[Web page and app entries]
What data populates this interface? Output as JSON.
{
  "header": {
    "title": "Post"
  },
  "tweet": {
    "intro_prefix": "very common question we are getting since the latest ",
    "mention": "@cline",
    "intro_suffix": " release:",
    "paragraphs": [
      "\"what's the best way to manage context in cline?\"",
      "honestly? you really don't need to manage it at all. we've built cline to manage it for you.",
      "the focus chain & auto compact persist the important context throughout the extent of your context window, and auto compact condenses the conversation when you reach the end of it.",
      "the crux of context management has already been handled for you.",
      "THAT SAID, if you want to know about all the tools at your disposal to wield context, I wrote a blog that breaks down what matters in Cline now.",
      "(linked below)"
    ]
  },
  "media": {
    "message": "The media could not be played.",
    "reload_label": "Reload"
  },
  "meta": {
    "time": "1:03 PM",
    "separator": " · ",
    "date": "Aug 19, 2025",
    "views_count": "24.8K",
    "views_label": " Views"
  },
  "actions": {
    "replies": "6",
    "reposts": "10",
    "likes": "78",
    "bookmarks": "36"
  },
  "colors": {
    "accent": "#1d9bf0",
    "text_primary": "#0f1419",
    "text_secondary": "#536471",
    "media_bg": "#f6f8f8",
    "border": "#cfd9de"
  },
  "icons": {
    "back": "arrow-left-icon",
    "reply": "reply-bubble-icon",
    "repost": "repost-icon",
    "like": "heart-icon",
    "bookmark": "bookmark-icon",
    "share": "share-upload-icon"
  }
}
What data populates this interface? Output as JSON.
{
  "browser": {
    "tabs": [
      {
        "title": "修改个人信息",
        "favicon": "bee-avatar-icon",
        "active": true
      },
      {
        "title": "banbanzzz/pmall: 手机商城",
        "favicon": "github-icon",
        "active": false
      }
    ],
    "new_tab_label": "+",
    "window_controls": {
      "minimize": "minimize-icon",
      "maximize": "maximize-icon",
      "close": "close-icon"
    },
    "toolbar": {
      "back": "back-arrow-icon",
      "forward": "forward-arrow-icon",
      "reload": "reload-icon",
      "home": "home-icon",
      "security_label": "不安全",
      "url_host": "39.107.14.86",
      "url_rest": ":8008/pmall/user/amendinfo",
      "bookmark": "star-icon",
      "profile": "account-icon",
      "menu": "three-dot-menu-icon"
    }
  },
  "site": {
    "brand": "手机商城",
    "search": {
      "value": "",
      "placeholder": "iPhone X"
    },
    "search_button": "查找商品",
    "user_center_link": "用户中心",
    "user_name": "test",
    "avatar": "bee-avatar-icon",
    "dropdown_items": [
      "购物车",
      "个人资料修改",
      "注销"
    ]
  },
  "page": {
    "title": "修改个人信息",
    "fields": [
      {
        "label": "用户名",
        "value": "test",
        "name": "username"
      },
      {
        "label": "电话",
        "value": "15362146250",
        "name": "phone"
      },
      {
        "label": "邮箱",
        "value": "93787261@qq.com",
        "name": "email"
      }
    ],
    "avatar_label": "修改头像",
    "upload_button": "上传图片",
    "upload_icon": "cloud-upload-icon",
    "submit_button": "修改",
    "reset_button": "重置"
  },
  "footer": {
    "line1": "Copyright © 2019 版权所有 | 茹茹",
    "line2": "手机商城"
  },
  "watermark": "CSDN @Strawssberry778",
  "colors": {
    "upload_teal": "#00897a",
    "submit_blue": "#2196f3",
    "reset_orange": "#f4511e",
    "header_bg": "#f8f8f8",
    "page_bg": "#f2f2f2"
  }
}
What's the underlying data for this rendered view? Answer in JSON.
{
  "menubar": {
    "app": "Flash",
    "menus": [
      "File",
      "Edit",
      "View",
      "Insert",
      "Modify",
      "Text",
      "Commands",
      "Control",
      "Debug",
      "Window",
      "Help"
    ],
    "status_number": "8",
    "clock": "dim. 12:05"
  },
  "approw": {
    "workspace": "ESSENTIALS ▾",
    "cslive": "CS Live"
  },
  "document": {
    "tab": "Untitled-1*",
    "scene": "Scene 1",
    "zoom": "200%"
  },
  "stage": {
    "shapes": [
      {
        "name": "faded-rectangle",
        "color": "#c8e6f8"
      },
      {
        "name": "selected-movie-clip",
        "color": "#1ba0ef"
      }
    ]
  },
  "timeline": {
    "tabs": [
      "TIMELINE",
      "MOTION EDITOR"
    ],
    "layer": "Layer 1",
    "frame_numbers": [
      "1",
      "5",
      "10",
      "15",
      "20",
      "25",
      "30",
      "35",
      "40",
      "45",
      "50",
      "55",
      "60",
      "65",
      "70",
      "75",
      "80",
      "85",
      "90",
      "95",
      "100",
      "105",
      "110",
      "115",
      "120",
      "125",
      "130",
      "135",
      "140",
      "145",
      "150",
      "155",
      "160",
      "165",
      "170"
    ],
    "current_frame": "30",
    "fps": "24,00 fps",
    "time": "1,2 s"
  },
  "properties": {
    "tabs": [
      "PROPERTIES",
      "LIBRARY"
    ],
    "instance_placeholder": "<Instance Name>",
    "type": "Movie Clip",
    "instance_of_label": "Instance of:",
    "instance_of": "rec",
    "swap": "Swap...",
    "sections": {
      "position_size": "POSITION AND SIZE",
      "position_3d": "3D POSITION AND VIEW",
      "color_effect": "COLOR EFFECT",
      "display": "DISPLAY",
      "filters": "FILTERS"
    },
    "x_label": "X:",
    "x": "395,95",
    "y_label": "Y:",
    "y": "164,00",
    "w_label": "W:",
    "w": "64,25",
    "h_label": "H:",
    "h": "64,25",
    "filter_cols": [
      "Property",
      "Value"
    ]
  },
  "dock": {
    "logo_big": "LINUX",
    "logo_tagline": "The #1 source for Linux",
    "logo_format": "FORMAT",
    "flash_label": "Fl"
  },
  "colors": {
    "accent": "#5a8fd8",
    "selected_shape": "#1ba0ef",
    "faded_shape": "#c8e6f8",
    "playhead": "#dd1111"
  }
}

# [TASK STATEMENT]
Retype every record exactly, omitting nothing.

# [COMPLETED TASK]
What data populates this interface? Output as JSON.
{
  "header": {
    "title": "Post"
  },
  "tweet": {
    "intro_prefix": "very common question we are getting since the latest ",
    "mention": "@cline",
    "intro_suffix": " release:",
    "paragraphs": [
      "\"what's the best way to manage context in cline?\"",
      "honestly? you really don't need to manage it at all. we've built cline to manage it for you.",
      "the focus chain & auto compact persist the important context throughout the extent of your context window, and auto compact condenses the conversation when you reach the end of it.",
      "the crux of context management has already been handled for you.",
      "THAT SAID, if you want to know about all the tools at your disposal to wield context, I wrote a blog that breaks down what matters in Cline now.",
      "(linked below)"
    ]
  },
  "media": {
    "message": "The media could not be played.",
    "reload_label": "Reload"
  },
  "meta": {
    "time": "1:03 PM",
    "separator": " · ",
    "date": "Aug 19, 2025",
    "views_count": "24.8K",
    "views_label": " Views"
  },
  "actions": {
    "replies": "6",
    "reposts": "10",
    "likes": "78",
    "bookmarks": "36"
  },
  "colors": {
    "accent": "#1d9bf0",
    "text_primary": "#0f1419",
    "text_secondary": "#536471",
    "media_bg": "#f6f8f8",
    "border": "#cfd9de"
  },
  "icons": {
    "back": "arrow-left-icon",
    "reply": "reply-bubble-icon",
    "repost": "repost-icon",
    "like": "heart-icon",
    "bookmark": "bookmark-icon",
    "share": "share-upload-icon"
  }
}
What data populates this interface? Output as JSON.
{
  "browser": {
    "tabs": [
      {
        "title": "修改个人信息",
        "favicon": "bee-avatar-icon",
        "active": true
      },
      {
        "title": "banbanzzz/pmall: 手机商城",
        "favicon": "github-icon",
        "active": false
      }
    ],
    "new_tab_label": "+",
    "window_controls": {
      "minimize": "minimize-icon",
      "maximize": "maximize-icon",
      "close": "close-icon"
    },
    "toolbar": {
      "back": "back-arrow-icon",
      "forward": "forward-arrow-icon",
      "reload": "reload-icon",
      "home": "home-icon",
      "security_label": "不安全",
      "url_host": "39.107.14.86",
      "url_rest": ":8008/pmall/user/amendinfo",
      "bookmark": "star-icon",
      "profile": "account-icon",
      "menu": "three-dot-menu-icon"
    }
  },
  "site": {
    "brand": "手机商城",
    "search": {
      "value": "",
      "placeholder": "iPhone X"
    },
    "search_button": "查找商品",
    "user_center_link": "用户中心",
    "user_name": "test",
    "avatar": "bee-avatar-icon",
    "dropdown_items": [
      "购物车",
      "个人资料修改",
      "注销"
    ]
  },
  "page": {
    "title": "修改个人信息",
    "fields": [
      {
        "label": "用户名",
        "value": "test",
        "name": "username"
      },
      {
        "label": "电话",
        "value": "15362146250",
        "name": "phone"
      },
      {
        "label": "邮箱",
        "value": "93787261@qq.com",
        "name": "email"
      }
    ],
    "avatar_label": "修改头像",
    "upload_button": "上传图片",
    "upload_icon": "cloud-upload-icon",
    "submit_button": "修改",
    "reset_button": "重置"
  },
  "footer": {
    "line1": "Copyright © 2019 版权所有 | 茹茹",
    "line2": "手机商城"
  },
  "watermark": "CSDN @Strawssberry778",
  "colors": {
    "upload_teal": "#00897a",
    "submit_blue": "#2196f3",
    "reset_orange": "#f4511e",
    "header_bg": "#f8f8f8",
    "page_bg": "#f2f2f2"
  }
}
What's the underlying data for this rendered view? Answer in JSON.
{
  "menubar": {
    "app": "Flash",
    "menus": [
      "File",
      "Edit",
      "View",
      "Insert",
      "Modify",
      "Text",
      "Commands",
      "Control",
      "Debug",
      "Window",
      "Help"
    ],
    "status_number": "8",
    "clock": "dim. 12:05"
  },
  "approw": {
    "workspace": "ESSENTIALS ▾",
    "cslive": "CS Live"
  },
  "document": {
    "tab": "Untitled-1*",
    "scene": "Scene 1",
    "zoom": "200%"
  },
  "stage": {
    "shapes": [
      {
        "name": "faded-rectangle",
        "color": "#c8e6f8"
      },
      {
        "name": "selected-movie-clip",
        "color": "#1ba0ef"
      }
    ]
  },
  "timeline": {
    "tabs": [
      "TIMELINE",
      "MOTION EDITOR"
    ],
    "layer": "Layer 1",
    "frame_numbers": [
      "1",
      "5",
      "10",
      "15",
      "20",
      "25",
      "30",
      "35",
      "40",
      "45",
      "50",
      "55",
      "60",
      "65",
      "70",
      "75",
      "80",
      "85",
      "90",
      "95",
      "100",
      "105",
      "110",
      "115",
      "120",
      "125",
      "130",
      "135",
      "140",
      "145",
      "150",
      "155",
      "160",
      "165",
      "170"
    ],
    "current_frame": "30",
    "fps": "24,00 fps",
    "time": "1,2 s"
  },
  "properties": {
    "tabs": [
      "PROPERTIES",
      "LIBRARY"
    ],
    "instance_placeholder": "<Instance Name>",
    "type": "Movie Clip",
    "instance_of_label": "Instance of:",
    "instance_of": "rec",
    "swap": "Swap...",
    "sections": {
      "position_size": "POSITION AND SIZE",
      "position_3d": "3D POSITION AND VIEW",
      "color_effect": "COLOR EFFECT",
      "display": "DISPLAY",
      "filters": "FILTERS"
    },
    "x_label": "X:",
    "x": "395,95",
    "y_label": "Y:",
    "y": "164,00",
    "w_label": "W:",
    "w": "64,25",
    "h_label": "H:",
    "h": "64,25",
    "filter_cols": [
      "Property",
      "Value"
    ]
  },
  "dock": {
    "logo_big": "LINUX",
    "logo_tagline": "The #1 source for Linux",
    "logo_format": "FORMAT",
    "flash_label": "Fl"
  },
  "colors": {
    "accent": "#5a8fd8",
    "selected_shape": "#1ba0ef",
    "faded_shape": "#c8e6f8",
    "playhead": "#dd1111"
  }
}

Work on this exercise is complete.